Hitler’s alleged presence in Colombia was an open secret in some circles, a subsequent CIA investigation found. In a city “overly populated with former German Nazis,” the former SS officer told an agency source, Schüttelmayor was idolized by those who knew his real identity. They called him “Der Führer” and honored him with the old Nazi salutes.
The CIA station chief continued to pursue the case but was eventually told by his superiors that “enormous efforts could be expended on this matter with remote possibilities of establishing anything concrete.”
So Schüttelmayor, whoever he was, was thereafter left alone.
Of course, by the time the CIA memos were made public last year, various writers had spun far more elaborate stories about Hitler’s alleged life in South America.
One self-described historian claimed that Hitler eventually left Argentina for Paraguay and lived there inside an opulent underground bunker, which was turned into a hotel after his death in 1971.
Yet another researcher claimed that Hitler went to Brazil “hunting for buried treasure using a map given to him by friends within the Vatican,” the Express wrote.
The researcher was convinced that Hitler lived in the country until at least 1984, into his 90s, because she had found a grainy photograph of an old man taken that year and was reminded of Hitler when she used Photoshop to add a mustache to it.
5. Hitler escaped to a secret Antarctic base, but don’t worry — we nuked it

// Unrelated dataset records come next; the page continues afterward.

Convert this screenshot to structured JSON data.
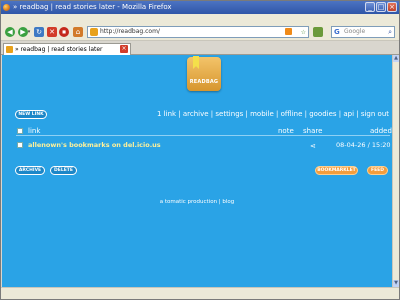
{
  "window": {
    "title": "» readbag | read stories later - Mozilla Firefox"
  },
  "browser": {
    "url": "http://readbag.com/",
    "search_placeholder": "Google",
    "tab_title": "» readbag | read stories later"
  },
  "page": {
    "logo_text": "READBAG",
    "new_link_button": "NEW LINK",
    "nav_links": "1 link | archive | settings | mobile | offline | goodies | api | sign out",
    "table": {
      "col_link": "link",
      "col_note": "note",
      "col_share": "share",
      "col_added": "added",
      "rows": [
        {
          "title": "allenown's bookmarks on del.icio.us",
          "added": "08-04-26 / 15:20"
        }
      ]
    },
    "archive_button": "ARCHIVE",
    "delete_button": "DELETE",
    "bookmarklet_button": "BOOKMARKLET",
    "feed_button": "FEED",
    "footer": "a tomatic production | blog"
  },
  "colors": {
    "page_bg": "#2aa3e6",
    "link_text": "#fff19a",
    "accent_orange": "#f39d3d"
  }
}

In a particularly imaginative variation of the basic submarine escape story, a faction of theorists claim that Hitler’s U-boat detoured to Antarctica, depositing the leader at a secret Nazi ice base before continuing to South America with his lesser officers.
“The proposed location for the Nazi base (often a cavern under the ice) has wandered around over most of the Norwegian Antarctic territory of Dronning Maud Land,” Nature once wrote of this theory. “And it’s not agreed whether the submarines were carrying Hitler himself, or just his ashes.”
In any case, the story goes, Hitler’s presence in Antarctica explains secretive British and U.S. military missions to the continent in the aftermath of World War II — culminating in a nuclear attack on the Nazi ice base in the 1950s.
None of this is true, of course. Or at least, so claimed two researchers in 2007, when they wrote a 21-page peer-reviewed paper attempting to debunk the notion of a Nazi ice base in Antarctica.
As we said above, the French researchers who claim to have autopsied Hitler’s bones are not the first to hope that science can finally lay him to rest.
And they probably won’t be the last. See also: